Problem statement: Take every line in the entries that includes the word "true" and copy it.

[Collection entries]
· · · ·
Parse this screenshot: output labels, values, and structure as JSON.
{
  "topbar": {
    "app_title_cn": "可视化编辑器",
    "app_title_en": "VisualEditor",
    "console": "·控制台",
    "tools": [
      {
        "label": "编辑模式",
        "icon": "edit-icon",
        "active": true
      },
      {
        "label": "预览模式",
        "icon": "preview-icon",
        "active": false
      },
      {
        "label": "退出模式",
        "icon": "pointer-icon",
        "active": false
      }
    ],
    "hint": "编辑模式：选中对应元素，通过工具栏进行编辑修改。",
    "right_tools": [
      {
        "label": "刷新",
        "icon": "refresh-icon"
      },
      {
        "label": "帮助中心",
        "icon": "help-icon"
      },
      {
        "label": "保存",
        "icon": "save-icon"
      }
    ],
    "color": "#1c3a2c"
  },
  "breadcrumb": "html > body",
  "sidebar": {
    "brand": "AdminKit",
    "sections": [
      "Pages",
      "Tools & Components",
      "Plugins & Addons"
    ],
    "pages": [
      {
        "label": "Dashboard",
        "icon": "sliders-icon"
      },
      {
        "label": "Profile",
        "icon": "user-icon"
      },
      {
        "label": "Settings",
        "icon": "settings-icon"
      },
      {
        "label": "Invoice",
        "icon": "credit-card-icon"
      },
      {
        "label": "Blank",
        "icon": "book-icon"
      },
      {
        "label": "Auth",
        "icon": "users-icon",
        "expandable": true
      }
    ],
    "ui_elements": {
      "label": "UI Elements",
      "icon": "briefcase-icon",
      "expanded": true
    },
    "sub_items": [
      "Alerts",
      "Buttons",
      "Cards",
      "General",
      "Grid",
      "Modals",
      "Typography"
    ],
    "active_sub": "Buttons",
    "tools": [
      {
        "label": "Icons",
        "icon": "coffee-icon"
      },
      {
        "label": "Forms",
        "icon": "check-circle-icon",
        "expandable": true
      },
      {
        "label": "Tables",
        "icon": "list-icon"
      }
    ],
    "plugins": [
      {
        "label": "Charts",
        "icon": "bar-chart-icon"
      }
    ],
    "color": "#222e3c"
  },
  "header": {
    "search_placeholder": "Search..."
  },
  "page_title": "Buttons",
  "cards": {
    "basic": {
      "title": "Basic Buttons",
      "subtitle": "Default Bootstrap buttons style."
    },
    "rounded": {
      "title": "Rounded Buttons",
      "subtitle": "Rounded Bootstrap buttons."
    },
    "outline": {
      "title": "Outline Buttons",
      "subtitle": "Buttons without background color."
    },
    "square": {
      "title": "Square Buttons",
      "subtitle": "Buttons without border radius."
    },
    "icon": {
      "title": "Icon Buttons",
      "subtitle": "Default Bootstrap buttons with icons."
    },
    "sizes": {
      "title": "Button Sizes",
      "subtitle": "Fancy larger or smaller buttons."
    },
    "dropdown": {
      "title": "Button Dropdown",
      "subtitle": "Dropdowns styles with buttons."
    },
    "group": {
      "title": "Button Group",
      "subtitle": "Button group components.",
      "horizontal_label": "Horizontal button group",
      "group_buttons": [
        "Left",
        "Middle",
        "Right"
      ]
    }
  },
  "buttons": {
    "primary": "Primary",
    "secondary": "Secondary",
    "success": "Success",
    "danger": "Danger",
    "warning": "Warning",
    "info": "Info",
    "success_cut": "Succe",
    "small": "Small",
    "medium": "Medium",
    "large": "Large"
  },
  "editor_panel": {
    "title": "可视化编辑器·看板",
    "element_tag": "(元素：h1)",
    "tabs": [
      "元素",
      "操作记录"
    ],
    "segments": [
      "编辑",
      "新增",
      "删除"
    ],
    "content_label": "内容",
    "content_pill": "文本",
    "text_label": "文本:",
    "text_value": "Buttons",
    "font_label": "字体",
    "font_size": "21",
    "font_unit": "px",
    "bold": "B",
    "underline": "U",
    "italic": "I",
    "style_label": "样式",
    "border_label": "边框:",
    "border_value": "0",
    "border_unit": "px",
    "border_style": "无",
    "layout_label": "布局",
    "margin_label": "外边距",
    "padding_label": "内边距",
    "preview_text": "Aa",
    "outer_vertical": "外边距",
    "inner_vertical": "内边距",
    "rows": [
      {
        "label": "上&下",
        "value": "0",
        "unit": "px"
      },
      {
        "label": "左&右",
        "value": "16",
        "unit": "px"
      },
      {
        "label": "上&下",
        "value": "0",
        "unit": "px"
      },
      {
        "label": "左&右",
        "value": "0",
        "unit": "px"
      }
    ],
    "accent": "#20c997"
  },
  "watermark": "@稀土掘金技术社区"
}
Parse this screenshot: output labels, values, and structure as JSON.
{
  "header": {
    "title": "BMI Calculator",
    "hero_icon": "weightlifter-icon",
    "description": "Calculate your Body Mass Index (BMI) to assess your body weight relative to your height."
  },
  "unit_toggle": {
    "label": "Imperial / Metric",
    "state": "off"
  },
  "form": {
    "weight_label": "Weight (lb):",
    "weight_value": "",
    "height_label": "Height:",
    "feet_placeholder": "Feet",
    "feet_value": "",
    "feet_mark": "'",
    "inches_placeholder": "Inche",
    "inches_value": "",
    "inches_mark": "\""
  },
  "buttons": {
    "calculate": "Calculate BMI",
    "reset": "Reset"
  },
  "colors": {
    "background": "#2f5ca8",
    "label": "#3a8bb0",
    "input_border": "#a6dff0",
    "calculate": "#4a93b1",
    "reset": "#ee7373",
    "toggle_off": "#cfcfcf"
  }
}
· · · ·
Written answer:
        "active": true
        "expandable": true
      "expanded": true
        "expandable": true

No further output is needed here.